What you will do. For every line in the data below that contains "JSON", copy the line.

(Data records for software interfaces)
"""
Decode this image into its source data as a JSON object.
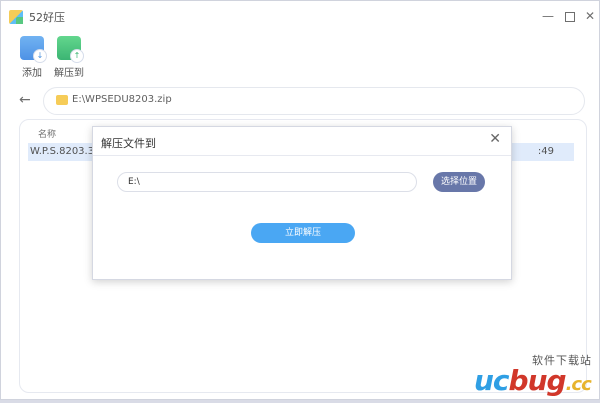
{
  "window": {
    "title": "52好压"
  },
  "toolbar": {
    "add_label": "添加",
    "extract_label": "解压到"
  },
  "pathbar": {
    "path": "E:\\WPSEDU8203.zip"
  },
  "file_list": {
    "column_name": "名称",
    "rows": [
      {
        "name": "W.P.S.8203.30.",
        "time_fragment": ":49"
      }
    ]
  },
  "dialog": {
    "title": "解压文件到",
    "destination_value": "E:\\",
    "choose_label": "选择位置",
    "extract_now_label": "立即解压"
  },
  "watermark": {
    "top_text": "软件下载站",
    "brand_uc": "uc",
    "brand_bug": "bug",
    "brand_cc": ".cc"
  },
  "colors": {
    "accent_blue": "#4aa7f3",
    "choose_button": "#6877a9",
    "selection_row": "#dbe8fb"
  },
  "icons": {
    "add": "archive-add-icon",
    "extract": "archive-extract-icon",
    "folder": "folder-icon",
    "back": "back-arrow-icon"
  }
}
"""
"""
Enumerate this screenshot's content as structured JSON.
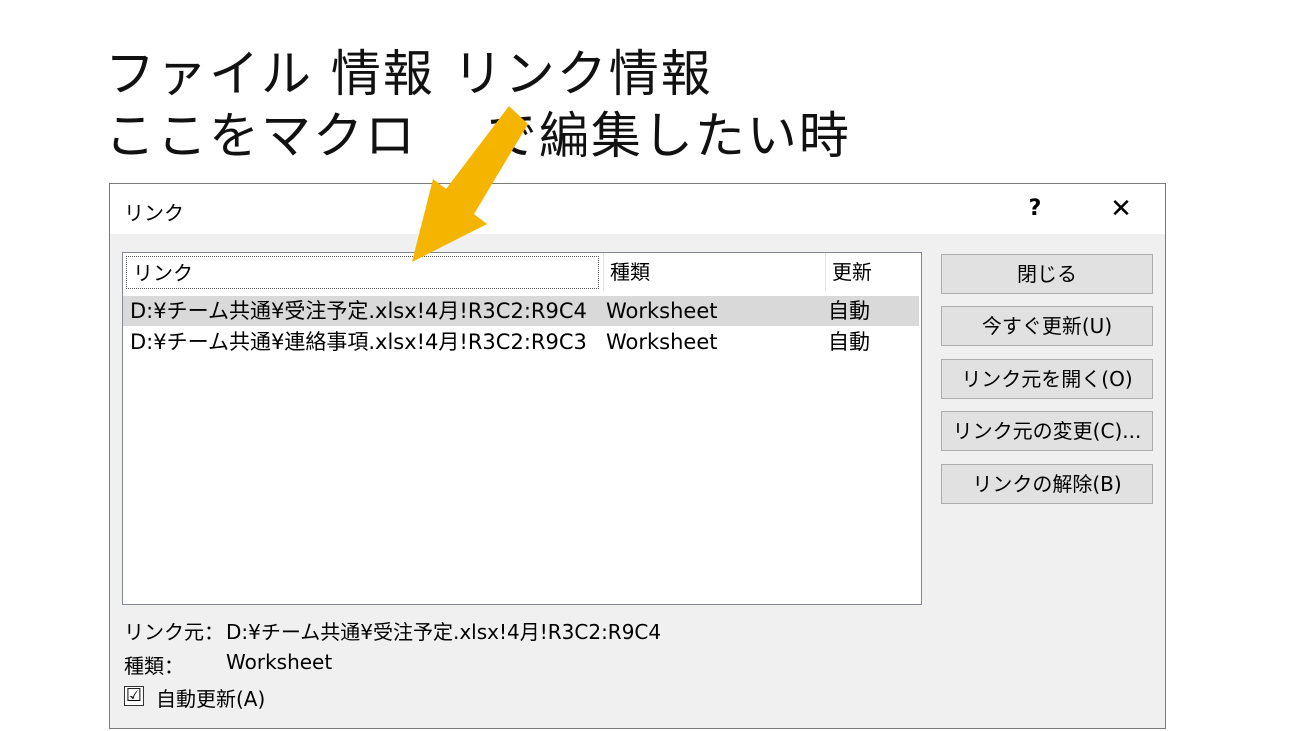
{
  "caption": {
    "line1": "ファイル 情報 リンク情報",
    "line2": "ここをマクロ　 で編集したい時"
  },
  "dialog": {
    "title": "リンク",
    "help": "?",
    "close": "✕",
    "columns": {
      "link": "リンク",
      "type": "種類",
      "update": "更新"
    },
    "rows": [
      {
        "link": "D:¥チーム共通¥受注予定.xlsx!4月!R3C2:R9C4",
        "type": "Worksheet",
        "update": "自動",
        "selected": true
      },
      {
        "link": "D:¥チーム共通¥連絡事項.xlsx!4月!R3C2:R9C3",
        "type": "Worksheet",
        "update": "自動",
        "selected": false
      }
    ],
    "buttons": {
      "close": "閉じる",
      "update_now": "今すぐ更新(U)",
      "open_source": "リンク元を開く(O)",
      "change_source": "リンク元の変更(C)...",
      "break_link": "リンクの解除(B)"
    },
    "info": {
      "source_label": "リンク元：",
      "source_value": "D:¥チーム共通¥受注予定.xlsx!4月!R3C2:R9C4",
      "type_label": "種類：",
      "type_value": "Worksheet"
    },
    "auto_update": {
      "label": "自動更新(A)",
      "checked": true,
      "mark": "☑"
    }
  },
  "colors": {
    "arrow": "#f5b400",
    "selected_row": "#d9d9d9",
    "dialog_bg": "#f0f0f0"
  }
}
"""
Result of the task.
Decode this image into its source data as a JSON object.
Enumerate this screenshot's content as structured JSON.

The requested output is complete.